It said future housing supply will be reduced by 800 homes a week and the ban will “wipe over €3bn of construction output from the Exchequer”.

It also said the ban threatened the National Development Plan.

“I urge you to consider the evidence of our ability to work safely and let the industry return to work so we can positively contribute to the economy, relieve the housing crisis, and build the infrastructure essential to Ireland’s recovery,” Mr Parlon said.

Since last September, Mr Parlon said eight people have been admitted to hospital, five of whom were transferred to ICU, after becoming infected with Covid-19 due to construction work.

He said there have been 42 positive cases since January with 40pc of the industry operating due to Government restrictions.

“The lack of cases and outbreaks on construction sites renders any concerns about mobility of the construction workforce moot. Due to our safety protocol, workers with symptoms are largely staying at home,” he added.

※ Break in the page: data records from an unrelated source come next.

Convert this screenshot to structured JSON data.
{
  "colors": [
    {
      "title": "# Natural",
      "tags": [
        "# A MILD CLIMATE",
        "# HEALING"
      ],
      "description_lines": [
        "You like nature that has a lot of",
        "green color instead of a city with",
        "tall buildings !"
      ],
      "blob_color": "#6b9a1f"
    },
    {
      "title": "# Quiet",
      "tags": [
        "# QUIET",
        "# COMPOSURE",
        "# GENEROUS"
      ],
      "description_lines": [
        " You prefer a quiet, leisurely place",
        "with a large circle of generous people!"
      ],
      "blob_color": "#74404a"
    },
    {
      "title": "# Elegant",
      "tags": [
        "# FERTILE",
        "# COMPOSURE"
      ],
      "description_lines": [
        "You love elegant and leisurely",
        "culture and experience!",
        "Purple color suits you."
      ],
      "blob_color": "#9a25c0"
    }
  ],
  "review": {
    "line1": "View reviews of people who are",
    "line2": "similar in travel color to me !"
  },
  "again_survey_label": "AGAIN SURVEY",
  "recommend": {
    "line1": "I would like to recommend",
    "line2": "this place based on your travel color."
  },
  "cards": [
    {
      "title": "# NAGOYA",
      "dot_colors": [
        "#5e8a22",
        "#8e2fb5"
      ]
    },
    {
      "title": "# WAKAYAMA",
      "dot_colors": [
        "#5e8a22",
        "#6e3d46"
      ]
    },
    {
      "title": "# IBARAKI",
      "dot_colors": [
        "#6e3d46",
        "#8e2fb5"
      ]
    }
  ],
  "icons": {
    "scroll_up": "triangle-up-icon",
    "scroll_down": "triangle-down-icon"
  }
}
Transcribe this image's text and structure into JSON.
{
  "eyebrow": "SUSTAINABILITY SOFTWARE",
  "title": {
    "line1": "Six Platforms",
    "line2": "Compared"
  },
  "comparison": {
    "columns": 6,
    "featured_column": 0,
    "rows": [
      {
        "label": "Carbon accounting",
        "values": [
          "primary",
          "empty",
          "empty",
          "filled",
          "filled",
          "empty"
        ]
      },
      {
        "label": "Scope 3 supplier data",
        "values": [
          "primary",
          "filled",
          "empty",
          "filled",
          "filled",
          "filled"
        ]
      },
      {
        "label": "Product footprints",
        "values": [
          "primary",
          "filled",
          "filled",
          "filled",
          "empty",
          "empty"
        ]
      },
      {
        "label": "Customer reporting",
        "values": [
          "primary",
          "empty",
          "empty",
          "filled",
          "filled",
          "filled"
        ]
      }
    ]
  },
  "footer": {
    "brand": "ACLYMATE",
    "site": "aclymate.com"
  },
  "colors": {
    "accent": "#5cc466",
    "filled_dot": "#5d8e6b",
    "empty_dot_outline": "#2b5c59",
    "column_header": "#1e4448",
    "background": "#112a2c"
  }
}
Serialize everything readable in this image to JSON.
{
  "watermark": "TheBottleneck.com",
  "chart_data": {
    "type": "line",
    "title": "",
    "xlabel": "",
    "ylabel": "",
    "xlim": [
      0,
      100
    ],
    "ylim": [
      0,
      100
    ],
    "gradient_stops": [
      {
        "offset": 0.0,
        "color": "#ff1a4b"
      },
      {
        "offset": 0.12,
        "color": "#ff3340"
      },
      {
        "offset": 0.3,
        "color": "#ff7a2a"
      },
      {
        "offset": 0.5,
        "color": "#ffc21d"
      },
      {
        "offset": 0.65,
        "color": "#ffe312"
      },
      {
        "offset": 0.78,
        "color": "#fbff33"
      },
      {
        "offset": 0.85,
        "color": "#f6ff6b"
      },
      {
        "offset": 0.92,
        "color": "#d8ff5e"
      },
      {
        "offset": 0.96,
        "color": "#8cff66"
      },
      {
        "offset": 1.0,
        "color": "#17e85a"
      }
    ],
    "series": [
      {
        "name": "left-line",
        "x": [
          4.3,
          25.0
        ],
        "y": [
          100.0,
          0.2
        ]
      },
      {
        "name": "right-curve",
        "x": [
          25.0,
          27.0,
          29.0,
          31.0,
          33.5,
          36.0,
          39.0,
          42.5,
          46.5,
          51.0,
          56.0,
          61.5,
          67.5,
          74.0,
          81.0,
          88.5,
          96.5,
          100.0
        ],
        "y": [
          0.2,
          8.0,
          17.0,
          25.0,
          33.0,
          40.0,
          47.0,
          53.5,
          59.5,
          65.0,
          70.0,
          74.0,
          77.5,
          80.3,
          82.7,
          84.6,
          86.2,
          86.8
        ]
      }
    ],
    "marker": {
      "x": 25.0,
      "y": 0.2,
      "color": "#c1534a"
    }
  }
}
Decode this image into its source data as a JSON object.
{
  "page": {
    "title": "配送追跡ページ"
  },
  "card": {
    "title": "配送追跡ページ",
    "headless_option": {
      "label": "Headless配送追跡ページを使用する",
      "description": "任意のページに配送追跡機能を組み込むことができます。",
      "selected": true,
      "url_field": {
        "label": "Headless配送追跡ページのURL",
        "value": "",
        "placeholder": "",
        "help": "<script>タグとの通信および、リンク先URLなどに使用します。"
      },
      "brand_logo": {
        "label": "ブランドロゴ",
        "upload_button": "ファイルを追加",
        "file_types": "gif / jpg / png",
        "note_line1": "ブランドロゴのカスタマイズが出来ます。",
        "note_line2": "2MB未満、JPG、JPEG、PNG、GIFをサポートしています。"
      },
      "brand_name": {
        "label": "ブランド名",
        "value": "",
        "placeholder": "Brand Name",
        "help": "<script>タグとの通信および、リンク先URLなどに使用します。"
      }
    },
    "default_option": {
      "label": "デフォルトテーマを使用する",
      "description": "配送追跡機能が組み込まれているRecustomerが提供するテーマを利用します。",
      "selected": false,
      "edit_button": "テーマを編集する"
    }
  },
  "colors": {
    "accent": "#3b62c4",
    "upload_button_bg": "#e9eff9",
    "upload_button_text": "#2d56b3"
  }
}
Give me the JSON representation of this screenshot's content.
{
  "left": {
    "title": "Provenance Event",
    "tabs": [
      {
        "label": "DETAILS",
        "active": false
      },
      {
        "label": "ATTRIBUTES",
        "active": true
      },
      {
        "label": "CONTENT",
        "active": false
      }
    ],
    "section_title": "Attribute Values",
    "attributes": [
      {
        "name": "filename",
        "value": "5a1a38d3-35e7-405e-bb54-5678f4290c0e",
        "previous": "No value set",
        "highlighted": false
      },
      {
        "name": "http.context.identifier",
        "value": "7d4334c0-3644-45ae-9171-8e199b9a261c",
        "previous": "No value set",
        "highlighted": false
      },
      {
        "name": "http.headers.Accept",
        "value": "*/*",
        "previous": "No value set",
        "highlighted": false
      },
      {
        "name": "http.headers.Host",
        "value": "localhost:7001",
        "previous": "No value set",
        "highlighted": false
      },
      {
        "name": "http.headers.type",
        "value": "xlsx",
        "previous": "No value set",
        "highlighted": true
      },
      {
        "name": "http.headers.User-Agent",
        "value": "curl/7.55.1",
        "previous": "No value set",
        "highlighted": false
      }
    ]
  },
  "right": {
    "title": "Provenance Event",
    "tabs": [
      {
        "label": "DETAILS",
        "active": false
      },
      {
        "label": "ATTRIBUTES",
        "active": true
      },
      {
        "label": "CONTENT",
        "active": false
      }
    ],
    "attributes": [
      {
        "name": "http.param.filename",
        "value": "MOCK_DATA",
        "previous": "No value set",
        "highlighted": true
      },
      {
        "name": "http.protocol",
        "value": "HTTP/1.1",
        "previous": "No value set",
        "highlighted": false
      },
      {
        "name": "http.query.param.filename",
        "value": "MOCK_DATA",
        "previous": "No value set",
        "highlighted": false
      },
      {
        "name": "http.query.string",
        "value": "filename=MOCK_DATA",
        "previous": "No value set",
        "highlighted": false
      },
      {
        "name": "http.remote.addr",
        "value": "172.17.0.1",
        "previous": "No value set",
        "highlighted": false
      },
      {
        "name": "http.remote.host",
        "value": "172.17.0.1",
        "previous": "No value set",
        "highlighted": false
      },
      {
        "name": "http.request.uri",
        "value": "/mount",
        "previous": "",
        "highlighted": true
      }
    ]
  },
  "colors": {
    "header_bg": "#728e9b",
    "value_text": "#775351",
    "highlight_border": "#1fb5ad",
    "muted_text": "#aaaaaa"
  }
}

Mr Parlon said voluntary testing regimes are catching low numbers of asymptomatic people on construction sites.

“If mobility is a key concern, there are other sectors with larger workforces, and relatively minimal safety protocols, operating at full capacity. In comparison, the construction industry is inherently safe on a mobility basis as the lack of clusters and cases show,” he said.

The letter was signed by Sisk chief operating officer Donal McCarthy, JJ Rhatigan managing director Padraic Rhatigan, BAM chief executive Theo Cullinane, John Paul Construction managing director Liam Kenny and Designer Group chief executive Michael Stone among others.

Source: www.independent.ie